Researchers at America's Yale University have found that spending time on a poorly fit bicycle seat – in which fit refers to position or how the seat’s design ‘fits’ a rider’s anatomy – could be as hazardous to women's sexual health as men’s.
The report, published online in the Journal of Sexual Medicine, follows the line of similar studies which suggested that bike riding could result in erectile dysfunction in men. The new study draws a conclusion based on the way conventional saddles are designed and the fact that many riders position their body weight on the nose, thus compressing nerves and blood vessels in the genital area.

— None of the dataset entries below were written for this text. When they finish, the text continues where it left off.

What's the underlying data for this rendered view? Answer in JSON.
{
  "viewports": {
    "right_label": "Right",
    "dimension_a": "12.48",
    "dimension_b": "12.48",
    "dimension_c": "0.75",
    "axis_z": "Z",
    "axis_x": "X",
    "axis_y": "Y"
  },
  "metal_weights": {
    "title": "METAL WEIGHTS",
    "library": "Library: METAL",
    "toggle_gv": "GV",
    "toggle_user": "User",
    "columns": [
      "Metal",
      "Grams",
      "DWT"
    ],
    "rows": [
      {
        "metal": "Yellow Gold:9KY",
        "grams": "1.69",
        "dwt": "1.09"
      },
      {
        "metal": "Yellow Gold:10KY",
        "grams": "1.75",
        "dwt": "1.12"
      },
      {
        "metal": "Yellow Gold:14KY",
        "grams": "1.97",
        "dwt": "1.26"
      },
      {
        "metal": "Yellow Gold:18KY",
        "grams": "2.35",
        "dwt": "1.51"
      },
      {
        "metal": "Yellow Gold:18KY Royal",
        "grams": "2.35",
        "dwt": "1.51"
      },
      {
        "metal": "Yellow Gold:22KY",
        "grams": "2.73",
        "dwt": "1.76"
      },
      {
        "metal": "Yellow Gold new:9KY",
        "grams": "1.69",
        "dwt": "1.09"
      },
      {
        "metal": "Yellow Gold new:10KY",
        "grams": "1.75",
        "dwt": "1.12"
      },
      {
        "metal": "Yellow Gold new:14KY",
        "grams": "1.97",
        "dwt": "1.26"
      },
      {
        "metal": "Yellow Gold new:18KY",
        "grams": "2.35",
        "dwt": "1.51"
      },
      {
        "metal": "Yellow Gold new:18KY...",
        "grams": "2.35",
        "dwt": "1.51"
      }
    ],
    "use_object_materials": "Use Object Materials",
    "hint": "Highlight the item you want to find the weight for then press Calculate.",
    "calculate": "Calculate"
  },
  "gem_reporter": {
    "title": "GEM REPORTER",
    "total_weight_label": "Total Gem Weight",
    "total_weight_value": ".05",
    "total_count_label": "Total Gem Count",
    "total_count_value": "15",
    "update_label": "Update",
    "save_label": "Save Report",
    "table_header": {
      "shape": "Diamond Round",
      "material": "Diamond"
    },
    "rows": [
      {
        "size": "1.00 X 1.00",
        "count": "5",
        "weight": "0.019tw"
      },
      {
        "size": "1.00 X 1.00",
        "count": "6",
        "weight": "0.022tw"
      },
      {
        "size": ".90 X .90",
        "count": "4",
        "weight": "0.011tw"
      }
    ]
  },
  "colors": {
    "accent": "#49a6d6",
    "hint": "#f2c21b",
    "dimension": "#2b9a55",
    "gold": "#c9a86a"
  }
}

But before women decide to hang up the bicycle, researchers say more studies need to be conducted. “It's important to take the information from the study and do something about it,” Dr Marsha K Guess Sr, administrative assistant, Urogynecology, at the Yale School of Medicine, and an author of the study, told BikeRadar. But this doesn't mean not riding. “We're not telling people not to ride,” Guess said. “Instead we're telling them to check out alternatives, including [using different] saddles and handlebars.”
Both position and saddle profile matter: the right fit means everything for comfort and health

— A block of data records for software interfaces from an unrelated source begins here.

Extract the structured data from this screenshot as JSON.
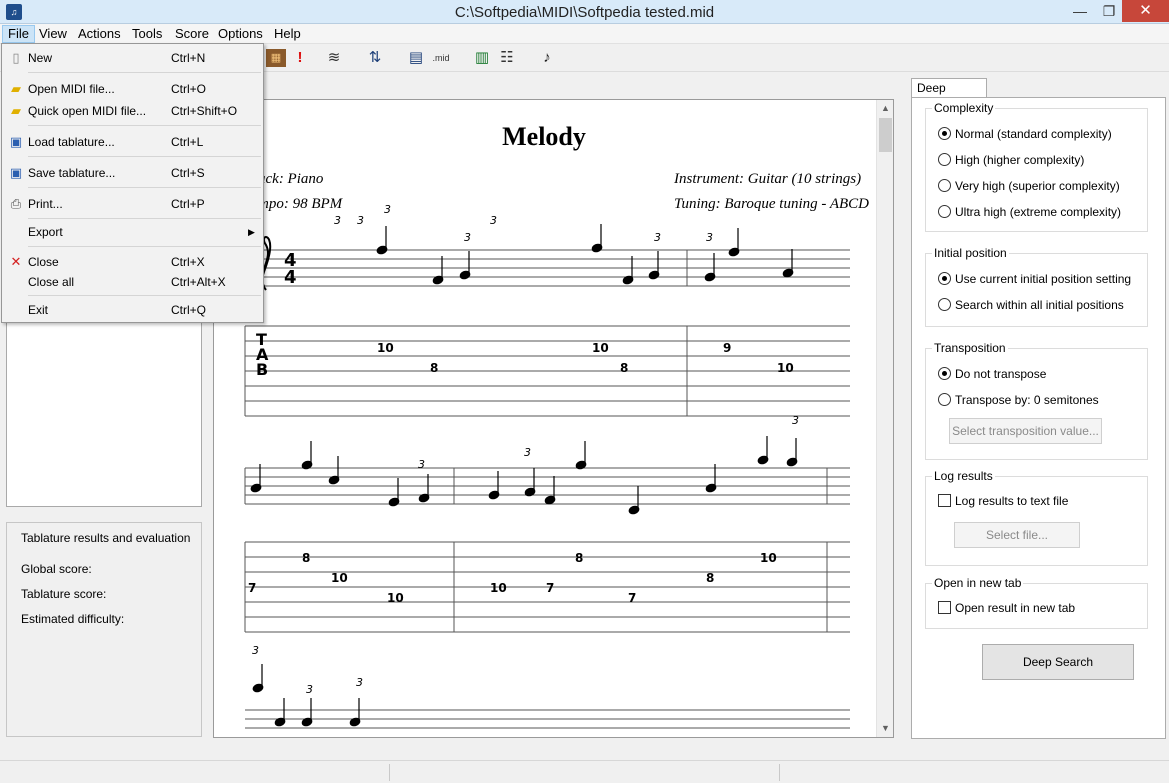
{
  "window": {
    "title": "C:\\Softpedia\\MIDI\\Softpedia tested.mid",
    "minimize": "—",
    "maximize": "❐",
    "close": "✕"
  },
  "menu": [
    "File",
    "View",
    "Actions",
    "Tools",
    "Score",
    "Options",
    "Help"
  ],
  "file_menu": {
    "new": {
      "label": "New",
      "shortcut": "Ctrl+N"
    },
    "open_midi": {
      "label": "Open MIDI file...",
      "shortcut": "Ctrl+O"
    },
    "quick_open": {
      "label": "Quick open MIDI file...",
      "shortcut": "Ctrl+Shift+O"
    },
    "load_tab": {
      "label": "Load tablature...",
      "shortcut": "Ctrl+L"
    },
    "save_tab": {
      "label": "Save tablature...",
      "shortcut": "Ctrl+S"
    },
    "print": {
      "label": "Print...",
      "shortcut": "Ctrl+P"
    },
    "export": {
      "label": "Export",
      "submenu_arrow": "▶"
    },
    "close": {
      "label": "Close",
      "shortcut": "Ctrl+X"
    },
    "close_all": {
      "label": "Close all",
      "shortcut": "Ctrl+Alt+X"
    },
    "exit": {
      "label": "Exit",
      "shortcut": "Ctrl+Q"
    }
  },
  "toolbar": {
    "mid_label": ".mid"
  },
  "results": {
    "title": "Tablature results and evaluation",
    "global_score": "Global score:",
    "tablature_score": "Tablature score:",
    "estimated_difficulty": "Estimated difficulty:"
  },
  "score": {
    "title": "Melody",
    "track": "ack: Piano",
    "tempo": "mpo: 98 BPM",
    "instrument": "Instrument: Guitar (10 strings)",
    "tuning": "Tuning: Baroque tuning - ABCD",
    "tab_letters": [
      "T",
      "A",
      "B"
    ],
    "time_signature": [
      "4",
      "4"
    ],
    "triplet_mark": "3",
    "tab_numbers_row1": [
      "10",
      "8",
      "10",
      "8",
      "9",
      "10"
    ],
    "tab_numbers_row2": [
      "8",
      "7",
      "10",
      "10",
      "10",
      "7",
      "8",
      "7",
      "8",
      "10"
    ]
  },
  "deep_search": {
    "tab_label": "Deep Search",
    "complexity": {
      "title": "Complexity",
      "options": [
        "Normal (standard complexity)",
        "High (higher complexity)",
        "Very high (superior complexity)",
        "Ultra high (extreme complexity)"
      ],
      "selected": 0
    },
    "initial_position": {
      "title": "Initial position",
      "options": [
        "Use current initial position setting",
        "Search within all initial positions"
      ],
      "selected": 0
    },
    "transposition": {
      "title": "Transposition",
      "options": [
        "Do not transpose",
        "Transpose by: 0 semitones"
      ],
      "selected": 0,
      "select_button": "Select transposition value..."
    },
    "log_results": {
      "title": "Log results",
      "checkbox": "Log results to text file",
      "checked": false,
      "select_button": "Select file..."
    },
    "new_tab": {
      "title": "Open in new tab",
      "checkbox": "Open result in new tab",
      "checked": false
    },
    "button": "Deep Search"
  },
  "colors": {
    "titlebar": "#d8eaf9",
    "close_button": "#c7473a",
    "menu_highlight": "#cce4f7"
  }
}
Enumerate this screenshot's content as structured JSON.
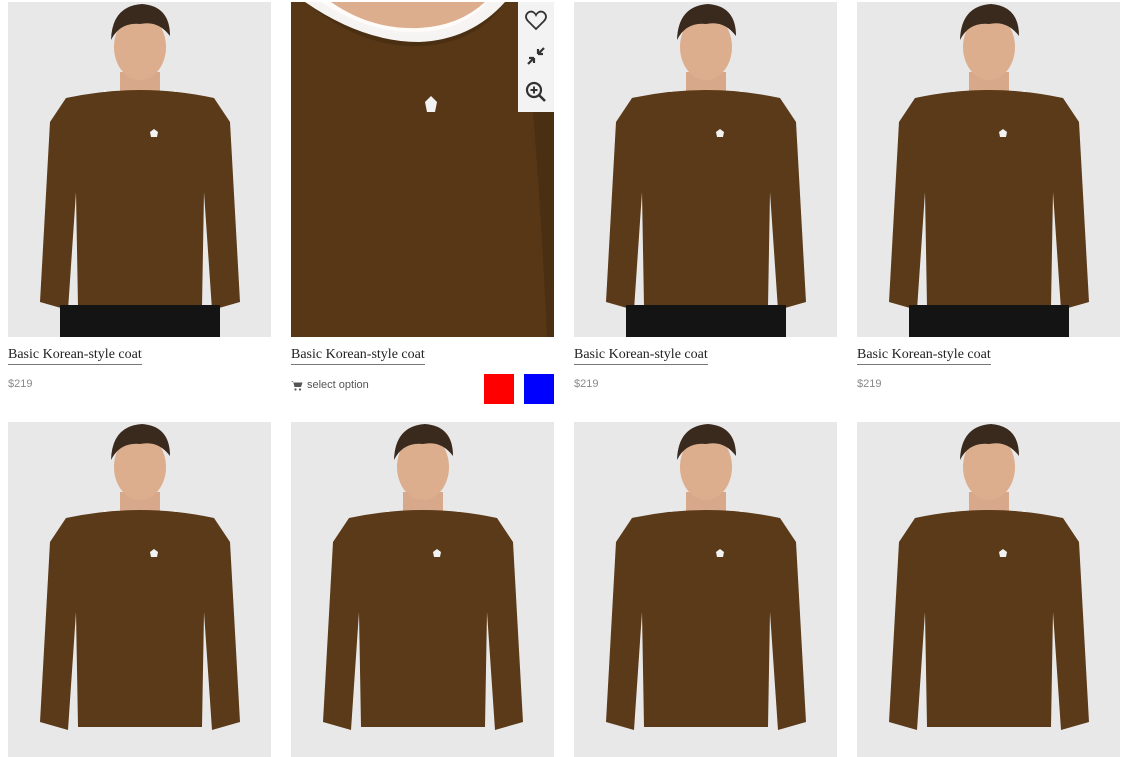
{
  "products": [
    {
      "title": "Basic Korean-style coat",
      "price": "$219",
      "image": "sweater-model-full"
    },
    {
      "title": "Basic Korean-style coat",
      "select_label": "select option",
      "image": "sweater-closeup",
      "swatches": [
        {
          "name": "red",
          "color": "#ff0000"
        },
        {
          "name": "blue",
          "color": "#0000ff"
        }
      ],
      "actions": [
        "heart-icon",
        "compress-icon",
        "zoom-in-icon"
      ]
    },
    {
      "title": "Basic Korean-style coat",
      "price": "$219",
      "image": "sweater-model-full"
    },
    {
      "title": "Basic Korean-style coat",
      "price": "$219",
      "image": "sweater-model-full"
    },
    {
      "image": "sweater-model-full"
    },
    {
      "image": "sweater-model-full"
    },
    {
      "image": "sweater-model-full"
    },
    {
      "image": "sweater-model-full"
    }
  ],
  "colors": {
    "sweater": "#5a3a18",
    "background": "#e9e8e9",
    "price": "#8a8a8a"
  }
}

In fact, the position of the handlebar in relation to the saddle is a central tenet of the study. It was noted that there was more pressure on the rider’s perineum when leaning forward. The researchers suggested that the seat shouldn't be higher than the handlebar, reducing the leaning and hence the pressure.

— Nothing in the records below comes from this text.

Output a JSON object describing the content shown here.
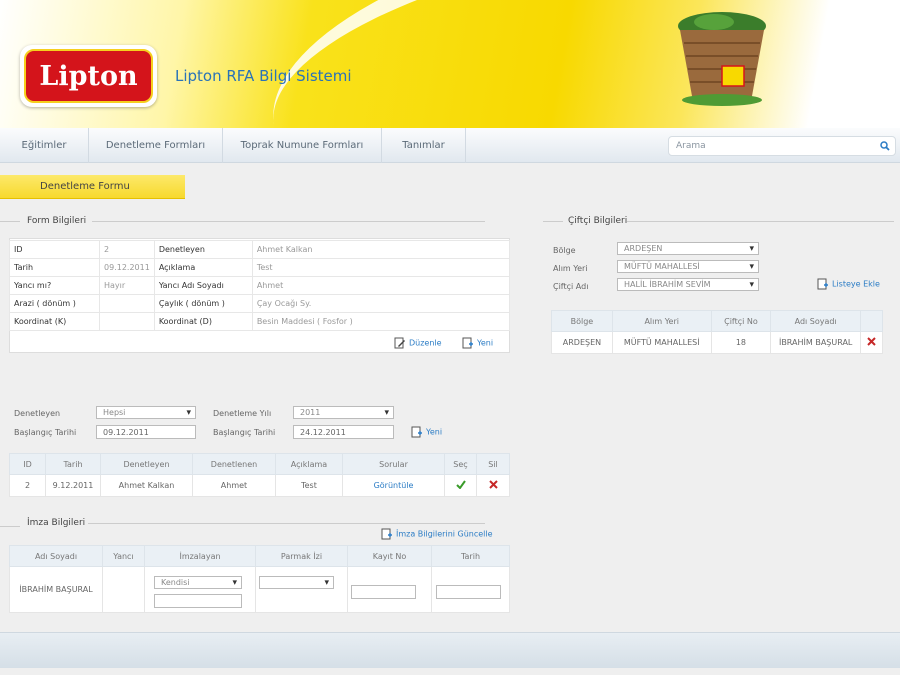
{
  "brand": {
    "logo_text": "Lipton",
    "app_title": "Lipton RFA Bilgi Sistemi",
    "colors": {
      "yellow": "#f8d900",
      "red": "#d4141b",
      "link": "#2b7cc5"
    }
  },
  "nav": {
    "items": [
      "Eğitimler",
      "Denetleme Formları",
      "Toprak Numune Formları",
      "Tanımlar"
    ],
    "search_placeholder": "Arama"
  },
  "page_tab": "Denetleme Formu",
  "form": {
    "legend": "Form Bilgileri",
    "rows": [
      {
        "k1": "ID",
        "v1": "2",
        "k2": "Denetleyen",
        "v2": "Ahmet Kalkan"
      },
      {
        "k1": "Tarih",
        "v1": "09.12.2011",
        "k2": "Açıklama",
        "v2": "Test"
      },
      {
        "k1": "Yancı mı?",
        "v1": "Hayır",
        "k2": "Yancı Adı Soyadı",
        "v2": "Ahmet"
      },
      {
        "k1": "Arazi ( dönüm )",
        "v1": "",
        "k2": "Çaylık ( dönüm )",
        "v2": "Çay Ocağı Sy."
      },
      {
        "k1": "Koordinat (K)",
        "v1": "",
        "k2": "Koordinat (D)",
        "v2": "Besin Maddesi ( Fosfor )"
      }
    ],
    "edit_label": "Düzenle",
    "new_label": "Yeni"
  },
  "farmer": {
    "legend": "Çiftçi Bilgileri",
    "bolge_label": "Bölge",
    "bolge_value": "ARDEŞEN",
    "alim_label": "Alım Yeri",
    "alim_value": "MÜFTÜ MAHALLESİ",
    "ciftci_label": "Çiftçi Adı",
    "ciftci_value": "HALİL İBRAHİM SEVİM",
    "add_label": "Listeye Ekle",
    "headers": [
      "Bölge",
      "Alım Yeri",
      "Çiftçi No",
      "Adı Soyadı"
    ],
    "rows": [
      {
        "bolge": "ARDEŞEN",
        "alim": "MÜFTÜ MAHALLESİ",
        "no": "18",
        "ad": "İBRAHİM BAŞURAL"
      }
    ]
  },
  "filter": {
    "denetleyen_label": "Denetleyen",
    "denetleyen_value": "Hepsi",
    "yil_label": "Denetleme Yılı",
    "yil_value": "2011",
    "bas1_label": "Başlangıç Tarihi",
    "bas1_value": "09.12.2011",
    "bas2_label": "Başlangıç Tarihi",
    "bas2_value": "24.12.2011",
    "new_label": "Yeni"
  },
  "audits": {
    "headers": [
      "ID",
      "Tarih",
      "Denetleyen",
      "Denetlenen",
      "Açıklama",
      "Sorular",
      "Seç",
      "Sil"
    ],
    "rows": [
      {
        "id": "2",
        "tarih": "9.12.2011",
        "denetleyen": "Ahmet Kalkan",
        "denetlenen": "Ahmet",
        "aciklama": "Test",
        "sorular": "Görüntüle"
      }
    ]
  },
  "signature": {
    "legend": "İmza Bilgileri",
    "update_label": "İmza Bilgilerini Güncelle",
    "headers": [
      "Adı Soyadı",
      "Yancı",
      "İmzalayan",
      "Parmak İzi",
      "Kayıt No",
      "Tarih"
    ],
    "row": {
      "ad": "İBRAHİM BAŞURAL",
      "imzalayan": "Kendisi",
      "parmak": ""
    }
  }
}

What was unique about this study, said Guess, was that it was very specific about women. “We looked at recreational riders who ride regularly,” she said. “We studied very avid cyclists.” Many of those participants brought their own saddles, and it was found that narrow designs tended to cause more issues.
“Many of the bicycle riders reported a decreased sensation, or numbness,” said Guess. “This could result in sexual dysfunction. For this reason we've told women to take caution, and consider alternatives in position, saddle and amount of riding.” But she stressed that this wasn't meant to be an anti-bicycle study. “You have to look at big picture,” she said. “This was just meant to open up an avenue to determine if there is a problem, and reduce those risks.”